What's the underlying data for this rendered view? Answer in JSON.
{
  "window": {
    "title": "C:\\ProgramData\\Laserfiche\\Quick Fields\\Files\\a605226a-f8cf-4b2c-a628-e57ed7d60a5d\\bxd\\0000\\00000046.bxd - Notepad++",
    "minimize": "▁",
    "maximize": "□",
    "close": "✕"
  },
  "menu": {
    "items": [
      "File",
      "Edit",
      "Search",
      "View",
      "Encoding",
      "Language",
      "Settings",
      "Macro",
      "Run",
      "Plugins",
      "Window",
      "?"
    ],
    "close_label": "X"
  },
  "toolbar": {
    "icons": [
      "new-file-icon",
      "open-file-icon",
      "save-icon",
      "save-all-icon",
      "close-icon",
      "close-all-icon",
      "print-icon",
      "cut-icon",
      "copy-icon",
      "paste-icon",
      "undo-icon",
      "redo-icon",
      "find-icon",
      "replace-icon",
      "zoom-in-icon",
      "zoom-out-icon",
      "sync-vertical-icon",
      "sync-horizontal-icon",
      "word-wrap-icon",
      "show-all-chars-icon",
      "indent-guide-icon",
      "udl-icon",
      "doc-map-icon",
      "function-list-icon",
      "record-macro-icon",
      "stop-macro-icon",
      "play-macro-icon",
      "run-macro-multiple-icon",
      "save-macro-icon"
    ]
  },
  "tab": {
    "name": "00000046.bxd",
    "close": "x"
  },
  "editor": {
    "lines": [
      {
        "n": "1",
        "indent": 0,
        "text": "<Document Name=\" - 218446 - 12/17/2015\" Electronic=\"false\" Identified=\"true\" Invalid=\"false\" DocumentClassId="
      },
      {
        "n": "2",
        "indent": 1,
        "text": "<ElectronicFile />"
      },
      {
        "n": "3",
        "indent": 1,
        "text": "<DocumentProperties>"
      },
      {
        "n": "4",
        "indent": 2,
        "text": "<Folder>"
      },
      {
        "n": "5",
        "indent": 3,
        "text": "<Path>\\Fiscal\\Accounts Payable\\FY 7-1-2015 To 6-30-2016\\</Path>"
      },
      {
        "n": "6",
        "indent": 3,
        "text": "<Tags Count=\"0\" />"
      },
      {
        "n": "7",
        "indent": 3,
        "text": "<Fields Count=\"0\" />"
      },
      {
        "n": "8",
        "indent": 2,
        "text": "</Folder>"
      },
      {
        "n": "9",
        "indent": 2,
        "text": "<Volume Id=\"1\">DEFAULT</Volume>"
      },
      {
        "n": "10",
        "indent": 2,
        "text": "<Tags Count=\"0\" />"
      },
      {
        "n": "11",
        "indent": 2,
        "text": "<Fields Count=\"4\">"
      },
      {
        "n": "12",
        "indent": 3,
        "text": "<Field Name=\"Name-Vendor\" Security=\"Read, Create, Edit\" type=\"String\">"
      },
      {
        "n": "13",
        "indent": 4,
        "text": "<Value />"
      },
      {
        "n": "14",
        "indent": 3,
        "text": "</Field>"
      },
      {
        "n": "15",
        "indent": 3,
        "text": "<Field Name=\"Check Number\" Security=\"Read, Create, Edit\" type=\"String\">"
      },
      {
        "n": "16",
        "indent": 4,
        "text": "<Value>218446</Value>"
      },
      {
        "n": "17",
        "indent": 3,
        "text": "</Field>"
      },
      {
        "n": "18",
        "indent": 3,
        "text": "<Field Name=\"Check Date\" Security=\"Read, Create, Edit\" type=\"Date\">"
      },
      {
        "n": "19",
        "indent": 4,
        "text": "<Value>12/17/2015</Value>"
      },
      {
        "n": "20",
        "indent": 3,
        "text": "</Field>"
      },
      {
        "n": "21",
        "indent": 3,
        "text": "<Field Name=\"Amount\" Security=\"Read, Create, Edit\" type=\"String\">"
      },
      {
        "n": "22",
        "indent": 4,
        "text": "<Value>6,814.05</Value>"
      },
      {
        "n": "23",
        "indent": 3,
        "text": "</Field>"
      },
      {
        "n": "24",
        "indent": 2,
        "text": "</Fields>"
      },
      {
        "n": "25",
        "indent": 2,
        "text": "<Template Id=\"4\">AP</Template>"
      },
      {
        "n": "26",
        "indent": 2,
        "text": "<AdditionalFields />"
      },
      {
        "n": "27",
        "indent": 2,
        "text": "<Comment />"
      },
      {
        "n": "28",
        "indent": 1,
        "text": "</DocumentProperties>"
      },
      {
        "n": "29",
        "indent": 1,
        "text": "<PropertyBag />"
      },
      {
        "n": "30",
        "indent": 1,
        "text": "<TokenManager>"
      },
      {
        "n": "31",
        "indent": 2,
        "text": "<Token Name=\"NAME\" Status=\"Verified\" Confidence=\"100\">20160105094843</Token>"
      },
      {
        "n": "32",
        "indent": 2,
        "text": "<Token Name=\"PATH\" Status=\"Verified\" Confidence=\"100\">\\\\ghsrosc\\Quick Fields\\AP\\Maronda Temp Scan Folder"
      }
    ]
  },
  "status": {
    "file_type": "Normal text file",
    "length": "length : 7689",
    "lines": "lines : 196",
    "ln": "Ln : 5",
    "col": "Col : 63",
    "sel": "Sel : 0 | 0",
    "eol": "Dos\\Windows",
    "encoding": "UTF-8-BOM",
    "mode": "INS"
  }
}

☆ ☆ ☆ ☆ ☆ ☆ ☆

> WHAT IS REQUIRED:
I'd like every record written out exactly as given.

> TASK ANSWER:
What's the underlying data for this rendered view? Answer in JSON.
{
  "window": {
    "title": "C:\\ProgramData\\Laserfiche\\Quick Fields\\Files\\a605226a-f8cf-4b2c-a628-e57ed7d60a5d\\bxd\\0000\\00000046.bxd - Notepad++",
    "minimize": "▁",
    "maximize": "□",
    "close": "✕"
  },
  "menu": {
    "items": [
      "File",
      "Edit",
      "Search",
      "View",
      "Encoding",
      "Language",
      "Settings",
      "Macro",
      "Run",
      "Plugins",
      "Window",
      "?"
    ],
    "close_label": "X"
  },
  "toolbar": {
    "icons": [
      "new-file-icon",
      "open-file-icon",
      "save-icon",
      "save-all-icon",
      "close-icon",
      "close-all-icon",
      "print-icon",
      "cut-icon",
      "copy-icon",
      "paste-icon",
      "undo-icon",
      "redo-icon",
      "find-icon",
      "replace-icon",
      "zoom-in-icon",
      "zoom-out-icon",
      "sync-vertical-icon",
      "sync-horizontal-icon",
      "word-wrap-icon",
      "show-all-chars-icon",
      "indent-guide-icon",
      "udl-icon",
      "doc-map-icon",
      "function-list-icon",
      "record-macro-icon",
      "stop-macro-icon",
      "play-macro-icon",
      "run-macro-multiple-icon",
      "save-macro-icon"
    ]
  },
  "tab": {
    "name": "00000046.bxd",
    "close": "x"
  },
  "editor": {
    "lines": [
      {
        "n": "1",
        "indent": 0,
        "text": "<Document Name=\" - 218446 - 12/17/2015\" Electronic=\"false\" Identified=\"true\" Invalid=\"false\" DocumentClassId="
      },
      {
        "n": "2",
        "indent": 1,
        "text": "<ElectronicFile />"
      },
      {
        "n": "3",
        "indent": 1,
        "text": "<DocumentProperties>"
      },
      {
        "n": "4",
        "indent": 2,
        "text": "<Folder>"
      },
      {
        "n": "5",
        "indent": 3,
        "text": "<Path>\\Fiscal\\Accounts Payable\\FY 7-1-2015 To 6-30-2016\\</Path>"
      },
      {
        "n": "6",
        "indent": 3,
        "text": "<Tags Count=\"0\" />"
      },
      {
        "n": "7",
        "indent": 3,
        "text": "<Fields Count=\"0\" />"
      },
      {
        "n": "8",
        "indent": 2,
        "text": "</Folder>"
      },
      {
        "n": "9",
        "indent": 2,
        "text": "<Volume Id=\"1\">DEFAULT</Volume>"
      },
      {
        "n": "10",
        "indent": 2,
        "text": "<Tags Count=\"0\" />"
      },
      {
        "n": "11",
        "indent": 2,
        "text": "<Fields Count=\"4\">"
      },
      {
        "n": "12",
        "indent": 3,
        "text": "<Field Name=\"Name-Vendor\" Security=\"Read, Create, Edit\" type=\"String\">"
      },
      {
        "n": "13",
        "indent": 4,
        "text": "<Value />"
      },
      {
        "n": "14",
        "indent": 3,
        "text": "</Field>"
      },
      {
        "n": "15",
        "indent": 3,
        "text": "<Field Name=\"Check Number\" Security=\"Read, Create, Edit\" type=\"String\">"
      },
      {
        "n": "16",
        "indent": 4,
        "text": "<Value>218446</Value>"
      },
      {
        "n": "17",
        "indent": 3,
        "text": "</Field>"
      },
      {
        "n": "18",
        "indent": 3,
        "text": "<Field Name=\"Check Date\" Security=\"Read, Create, Edit\" type=\"Date\">"
      },
      {
        "n": "19",
        "indent": 4,
        "text": "<Value>12/17/2015</Value>"
      },
      {
        "n": "20",
        "indent": 3,
        "text": "</Field>"
      },
      {
        "n": "21",
        "indent": 3,
        "text": "<Field Name=\"Amount\" Security=\"Read, Create, Edit\" type=\"String\">"
      },
      {
        "n": "22",
        "indent": 4,
        "text": "<Value>6,814.05</Value>"
      },
      {
        "n": "23",
        "indent": 3,
        "text": "</Field>"
      },
      {
        "n": "24",
        "indent": 2,
        "text": "</Fields>"
      },
      {
        "n": "25",
        "indent": 2,
        "text": "<Template Id=\"4\">AP</Template>"
      },
      {
        "n": "26",
        "indent": 2,
        "text": "<AdditionalFields />"
      },
      {
        "n": "27",
        "indent": 2,
        "text": "<Comment />"
      },
      {
        "n": "28",
        "indent": 1,
        "text": "</DocumentProperties>"
      },
      {
        "n": "29",
        "indent": 1,
        "text": "<PropertyBag />"
      },
      {
        "n": "30",
        "indent": 1,
        "text": "<TokenManager>"
      },
      {
        "n": "31",
        "indent": 2,
        "text": "<Token Name=\"NAME\" Status=\"Verified\" Confidence=\"100\">20160105094843</Token>"
      },
      {
        "n": "32",
        "indent": 2,
        "text": "<Token Name=\"PATH\" Status=\"Verified\" Confidence=\"100\">\\\\ghsrosc\\Quick Fields\\AP\\Maronda Temp Scan Folder"
      }
    ]
  },
  "status": {
    "file_type": "Normal text file",
    "length": "length : 7689",
    "lines": "lines : 196",
    "ln": "Ln : 5",
    "col": "Col : 63",
    "sel": "Sel : 0 | 0",
    "eol": "Dos\\Windows",
    "encoding": "UTF-8-BOM",
    "mode": "INS"
  }
}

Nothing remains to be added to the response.